• High levels of stunting attributed to inadequate infant and young child feeding practices.
• The problem can be eliminated by breastfeeding for at least the first six months.
It's ironic but Nairobi, the capital and business centre, has the country's highest number of stunted children.
Health Ministry data shows Nairobi has at least 104,074 children who are stunted.
Experts are concerned about the high prevalence of children who are stunted in counties that are least expected to have the problem.
Stunting is not just being short for one's age. Stunting is the impaired growth and development that children experience, mostly from poor nutrition.
Consequences include poor cognition and educational performance, low adult wages, lost productivity and other problems.
Other counties of concern are Kakamega and Nakuru that have 88,297 and 83,153 children who are stunted, respectively, despite these counties being agriculture-rich zones.
High levels of stunting have been attributed to inadequate infant and young child feeding practices. Notable is the failure by mothers to breastfeed exclusively from the first hour of birth for at least six months.
Breastfeeding is the answer to the problem.
Mandera has 98,638 children who are stunted, Kilifi has 82,526, Bungoma 76,2016, Kitui 69,528, Kisii 54,749 and Narok 53,897 children who are too thin for their height.
Overall, 1.8 million children in Kenya are stunted.
“Twenty-six per cent of the children in Kenya are stunted. These children are all over this country, and the most unfortunate thing is they are in the counties where you don't expect it," nutrition expert Rose Wambui said.
Some counties have agriculturally potential like Bomet, Uasin Gishu, Nyandarua and Kitui, she said.
Wambui is the Nutrition officer, division of Nutrition and Dietetics at the Health ministry.
“In some of these areas, you might never ever know why the stunting levels are high. But when you look at the childcare practices and the infant feeding practices, you will agree that here is where we need to put more effort," she said.
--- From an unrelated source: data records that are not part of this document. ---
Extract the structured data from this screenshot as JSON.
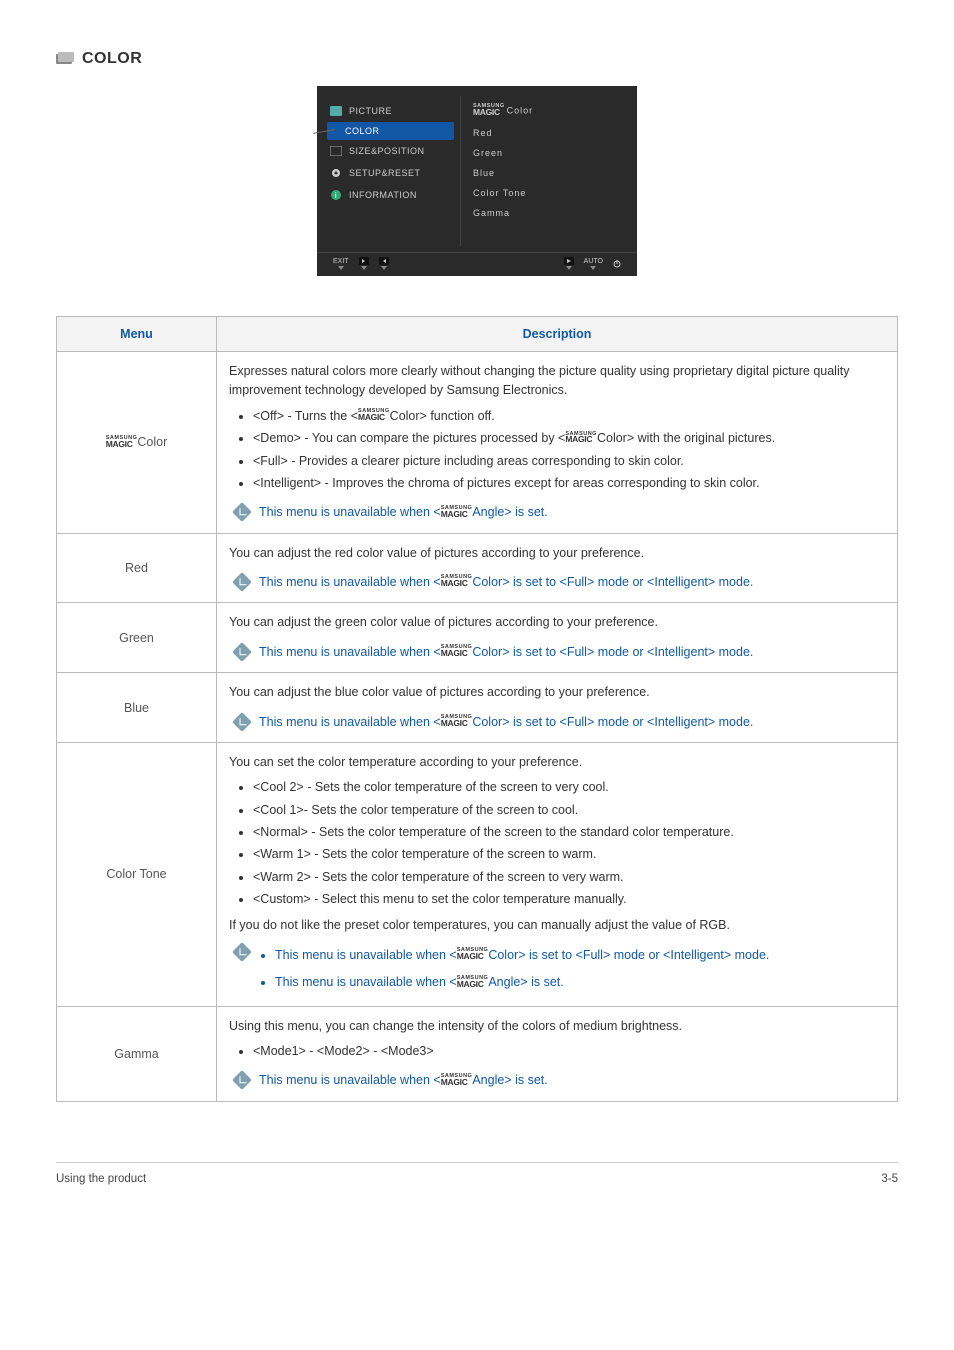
{
  "header": {
    "title": "COLOR"
  },
  "osd": {
    "left": {
      "picture": "PICTURE",
      "color": "COLOR",
      "sizepos": "SIZE&POSITION",
      "setup": "SETUP&RESET",
      "info": "INFORMATION"
    },
    "right": {
      "magiccolor_suffix": "Color",
      "red": "Red",
      "green": "Green",
      "blue": "Blue",
      "colortone": "Color Tone",
      "gamma": "Gamma"
    },
    "bottom": {
      "exit": "EXIT",
      "auto": "AUTO"
    }
  },
  "magic": {
    "l1": "SAMSUNG",
    "l2": "MAGIC"
  },
  "table": {
    "head_menu": "Menu",
    "head_desc": "Description",
    "rows": {
      "magiccolor": {
        "menu_suffix": "Color",
        "intro": "Expresses natural colors more clearly without changing the picture quality using proprietary digital picture quality improvement technology developed by Samsung Electronics.",
        "b1a": "<Off> - Turns the <",
        "b1b": "Color> function off.",
        "b2a": "<Demo> - You can compare the pictures processed by <",
        "b2b": "Color> with the original pictures.",
        "b3": "<Full> - Provides a clearer picture including areas corresponding to skin color.",
        "b4": "<Intelligent> - Improves the chroma of pictures except for areas corresponding to skin color.",
        "note_a": "This menu is unavailable when <",
        "note_b": "Angle> is set."
      },
      "red": {
        "menu": "Red",
        "intro": "You can adjust the red color value of pictures according to your preference.",
        "note_a": "This menu is unavailable when <",
        "note_b": "Color> is set to <Full> mode or <Intelligent> mode."
      },
      "green": {
        "menu": "Green",
        "intro": "You can adjust the green color value of pictures according to your preference.",
        "note_a": "This menu is unavailable when <",
        "note_b": "Color> is set to <Full> mode or <Intelligent> mode."
      },
      "blue": {
        "menu": "Blue",
        "intro": "You can adjust the blue color value of pictures according to your preference.",
        "note_a": "This menu is unavailable when <",
        "note_b": "Color> is set to <Full> mode or <Intelligent> mode."
      },
      "colortone": {
        "menu": "Color Tone",
        "intro": "You can set the color temperature according to your preference.",
        "b1": "<Cool 2> - Sets the color temperature of the screen to very cool.",
        "b2": "<Cool 1>- Sets the color temperature of the screen to cool.",
        "b3": "<Normal> - Sets the color temperature of the screen to the standard color temperature.",
        "b4": "<Warm 1> - Sets the color temperature of the screen to warm.",
        "b5": "<Warm 2> - Sets the color temperature of the screen to very warm.",
        "b6": "<Custom> - Select this menu to set the color temperature manually.",
        "tail": "If you do not like the preset color temperatures, you can manually adjust the value of RGB.",
        "note1_a": "This menu is unavailable when <",
        "note1_b": "Color> is set to <Full> mode or <Intelligent> mode.",
        "note2_a": "This menu is unavailable when <",
        "note2_b": "Angle> is set."
      },
      "gamma": {
        "menu": "Gamma",
        "intro": "Using this menu, you can change the intensity of the colors of medium brightness.",
        "b1": "<Mode1> - <Mode2> - <Mode3>",
        "note_a": "This menu is unavailable when <",
        "note_b": "Angle> is set."
      }
    }
  },
  "footer": {
    "left": "Using the product",
    "right": "3-5"
  }
}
Being short for their age affects brain cell development. When that is affected, the child will never grow to their potential height.
"They will never achieve their intelligence as they would have if they had no malnutrition and stunting," she said.
USAID says stunting is most prevalent among children aged 18 months to 23 months. Poor complementary feeding, poor hygiene, sanitation and repeated infections contribute to stunting.
Children of mothers who did not complete primary school or who have no education are more likely to be stunted at 34 percent and 31 percent, respectively.
This contrasts with the children of mothers with a secondary or higher education at 17 per cent.
“The triple burden of malnutrition in Kenya is real. When we talk about the triple burden, sometimes we just look at the person who is wasted. Yet the person we call strong may also be part of it.”
Kenya is experiencing the triple burden of malnutrition, along with undernutrition (stunting, underweight and wasting), overnutrition (overweight and obesity), as well as micronutrient deficiencies also known as 'hidden hunger'.
The World Health Organization lists the underlying causes of malnutrition as food insecurity. This includes food availability, feeding and care practices at the individual, household and community level, environment and access to and use of health services.
Although trends in household food security (availability, accessibility and stability) have generally improved over the last three decades in Kenya, food insecurity persists.
This is attributed to the stagnation of agricultural production, low use of agricultural technology, high food prices and frequent disasters.
Other factors are the effects of climate change on mainly rain-fed agriculture and a decline in the resilience of pastoral livelihoods, especially in the Northern Frontier counties.
The food security situation is affected by seasonality, with rapid deterioration during drought years resulting in emergency levels of acute malnutrition.
(Edited by V. Graham)